Life Time has partnered with the sports health experts at NYU Langone Health to provide insights into the common health issues that have the potential to prevent you from moving freely and functioning at your best.
Meet the Experts
- Dennis Cardone, DO, Chief of Primary Care Sports Medicine at NYU Langone
- Danny King, Master Trainer, Life Time
Q: This past year and a half has been, well, a lot, and my upper back, shoulders, and neck are really tight and achy. What should I do?
A: The stress of living through a pandemic has affected our physical bodies along with everything else. One area of our bodies that bears the burden of stress — not to mention the consequences of our more sedentary lifestyle — is the trapezius muscle in the upper and mid-back.
“Trapezius issues are among the most common problems that I see,” says Dr. Cardone, DO, a sports medicine specialist at NYU Langone. He notes that neck pain, tenderness along the upper ridge of the shoulders, and tension headaches typically have a trapezius component.
The trapezius muscle, or “trap,” is a large muscle that attaches at the base of the skull and extends both downward to the lower thoracic spine and laterally along the top of the shoulder blades. The traps are engaged in a variety of movements including upper-body rotation, lifting, pulling, and maintaining proper posture.
“It’s basically three muscles in one,” explains Danny King, master trainer at Life Time. “The upper trap, mid-trap, and lower trap do three pretty distinct things.”
One job of the upper trapezius is to rotate the shoulder blades upward and away from the body. The lower traps’ job is to bring the shoulder blades down and against the back. Most people are upper-trap dominant, and the imbalance causes problems.
“The ability to activate the lower traps to glide the shoulders back down is super-important for good posture,” says King, explaining that posture both affects and is affected by our ability to engage the lower traps.
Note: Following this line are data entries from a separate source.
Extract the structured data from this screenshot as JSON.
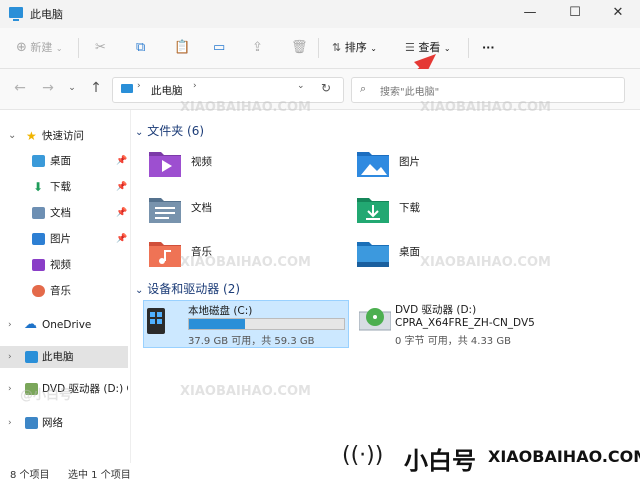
{
  "window": {
    "title": "此电脑",
    "minimize": "—",
    "maximize": "☐",
    "close": "✕"
  },
  "commandbar": {
    "new_label": "新建",
    "sort_label": "排序",
    "view_label": "查看",
    "more_label": "···"
  },
  "address": {
    "path_segment": "此电脑",
    "search_placeholder": "搜索\"此电脑\""
  },
  "sidebar": {
    "items": [
      {
        "label": "快速访问"
      },
      {
        "label": "桌面"
      },
      {
        "label": "下载"
      },
      {
        "label": "文档"
      },
      {
        "label": "图片"
      },
      {
        "label": "视频"
      },
      {
        "label": "音乐"
      },
      {
        "label": "OneDrive"
      },
      {
        "label": "此电脑"
      },
      {
        "label": "DVD 驱动器 (D:) CI"
      },
      {
        "label": "网络"
      }
    ]
  },
  "main": {
    "folders_header": "文件夹 (6)",
    "folders": [
      {
        "name": "视频"
      },
      {
        "name": "图片"
      },
      {
        "name": "文档"
      },
      {
        "name": "下载"
      },
      {
        "name": "音乐"
      },
      {
        "name": "桌面"
      }
    ],
    "devices_header": "设备和驱动器 (2)",
    "drives": [
      {
        "name": "本地磁盘 (C:)",
        "space": "37.9 GB 可用，共 59.3 GB",
        "used_fraction": 0.36
      },
      {
        "name": "DVD 驱动器 (D:)",
        "label": "CPRA_X64FRE_ZH-CN_DV5",
        "space": "0 字节 可用，共 4.33 GB"
      }
    ]
  },
  "status": {
    "item_count": "8 个项目",
    "selected": "选中 1 个项目"
  },
  "watermark": {
    "brand_cn": "小白号",
    "brand_en": "XIAOBAIHAO.COM",
    "tile_en": "XIAOBAIHAO.COM",
    "tile_cn": "@小白号"
  },
  "colors": {
    "accent": "#0078d4",
    "selection": "#cce8ff",
    "arrow": "#e53935"
  }
}
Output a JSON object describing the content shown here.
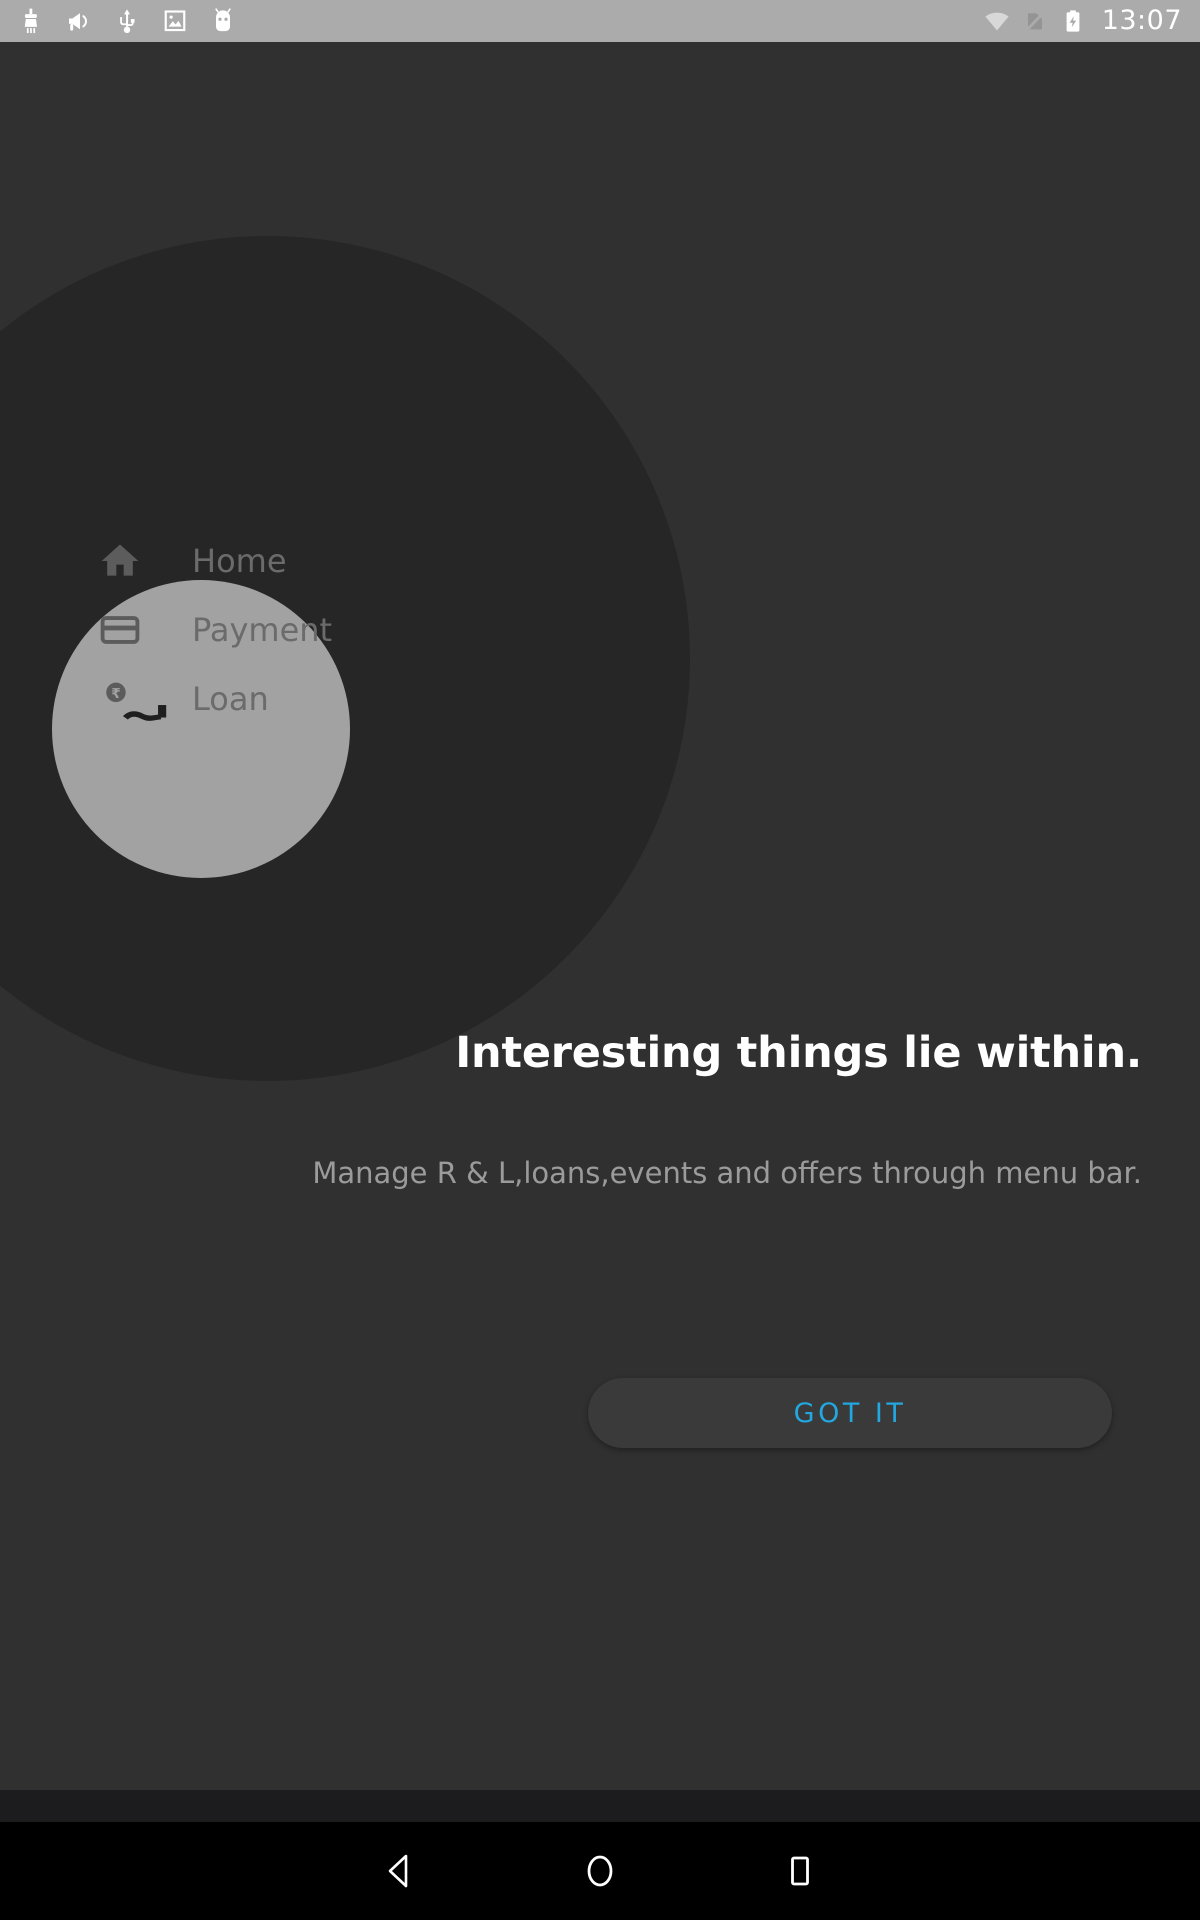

Whether from habit or poor ergonomics, many of us slump when we sit. As our spine rolls forward, the mid- and lower trapezius overstretch and weaken. But even those of us who work out can have issues with our trapezius.
“In the gym we tend to pay more attention to pecs and biceps, and less to strengthening our backs,” observes Dr. Cardone.
Being active and aware of posture are key to alleviating discomfort. For those with sedentary jobs, King and Dr. Cardone recommend getting up every 20 minutes, moving from sitting to standing, and shifting weight often.
In terms of exercise, King recommends focusing on restoring mobility and extension in the upper back, and then building strength in the mid- and lower trapezius.
Mobility: Sit upright in a chair with a rolled-up towel squeezed between your knees to engage your core and stabilize your pelvis. Place your right hand on your left shoulder and your left hand on your right shoulder, elbows pointing forward. On an exhalation, rotate as far as you can in one direction and hold, then repeat the action in the other direction. Perform 3 to 5 reps each side.
Extension: Lie on your belly with your arms stretched forward on the floor ahead of you, thumbs up toward the ceiling. On an exhalation, lift your rib cage off the floor while drawing your shoulders back and down, squeezing your shoulder blades together. Perform 8 to 12 reps, then repeat the cycle with your arms wider apart in a “Y”, and then with your arms out in a “T”, keeping thumbs pointed upward.
Strength: With your awareness of the mid- and lower trapezius primed, practice more complex movement patterns such as rows, pullups, or pulldowns, being careful not to let the upper trapezius do the brunt of the work.
The Sports Health experts at NYU Langone have the multi-specialty expertise to provide coordinated, comprehensive care for all types of athletes. As an official healthcare partner, Life Time is able to offer its members exclusive concierge access to NYU Langone’s world-class orthopedic specialists and performance experts, who can help you meet your fitness goals. To schedule an in-person appointment or video visit with a Sports Health expert, visit nyulangone.org/lifetime.